Needing a provision for automatic recounts
On June 23, Isaac Sponaugle conceded the race for the Democratic Party’s nomination for West Virginia Attorney General to Sam Petsonk. The final margin in that June 9 primary contest was 140 votes out of about 170,000 cast, less than one-tenth of one percent.
Many states provide for an automatic recount, at public expense, in such a situation. Some states call for such a recount if the margin is less than one percent, while others have a tighter margin (such as a half a percent). West Virginia has no such provision.
Under West Virginia law, anyone wanting a recount, no matter the margin, must pay the entire cost. In a statewide race this could be several thousand dollars. Sponaugle, citing the cost, chose not to request a recount.

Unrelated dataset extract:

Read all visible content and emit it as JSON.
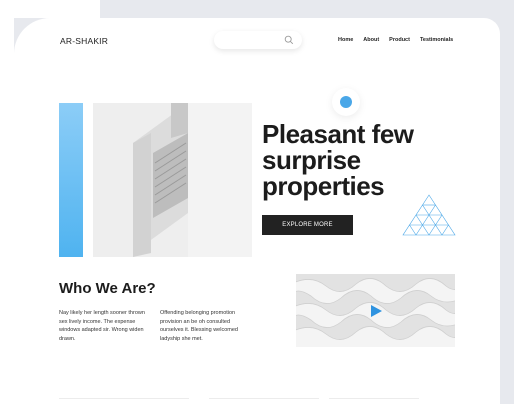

To further confuse the situation, had Sponaugle asked for a recount (and paid the required bond) he could have stopped the recount at any point he took the lead. Because of this provision, practicality would have required Petsonk to also ask for a recount, and would have been legally required to pay an equal bond.
I think this procedure is nuts. In the past, I’ve sponsored legislation that would have provided an automatic recount at state expense, whenever the margin in an election is tighter than one-half of one percent. That legislation never got anywhere, and I finally gave up on introducing it.
The argument against my proposed bill can be summed up thusly, “Why should the public pay to help someone who lost an election?” The logic of that argument escapes me.
The benefit of a recount that changes the outcome of an election does indeed benefit the person who was originally thought to have lost. But the primary benefit goes to the public, because that recount revealed who the majority had indeed elected (or nominated).
We all have an interest in knowing who has really won an election. We all have an interest in being served by public officials for whom the majority (or in some cases a plurality) of us actually voted. That means we should all share in the financial burden of discovering the truth.
Surely, a recount at public expense should not be available to a candidate who has lost by a convincing margin. How tight a margin should trigger the automatic recount? I think a full percentage point is too wide, and I’m willing to listen to an argument that perhaps a half a percent is too wide. But I wouldn’t want to get much tighter than that.
Given what just happened in that Attorney General primary, if I’m re-elected, I’ll re-introduce that bill to provide for an automatic recount in an extremely tight race.
In the interest of full disclosure, I have a very high opinion of both Sponaugle (with whom I serve in the House of Delegates) and Petsonk. I ended up voting for Petsonk, but I think there should have been a provision for an automatic recount.
Delegate John Doyle (D) represents the 67th District in the West Virginia House of Delegates.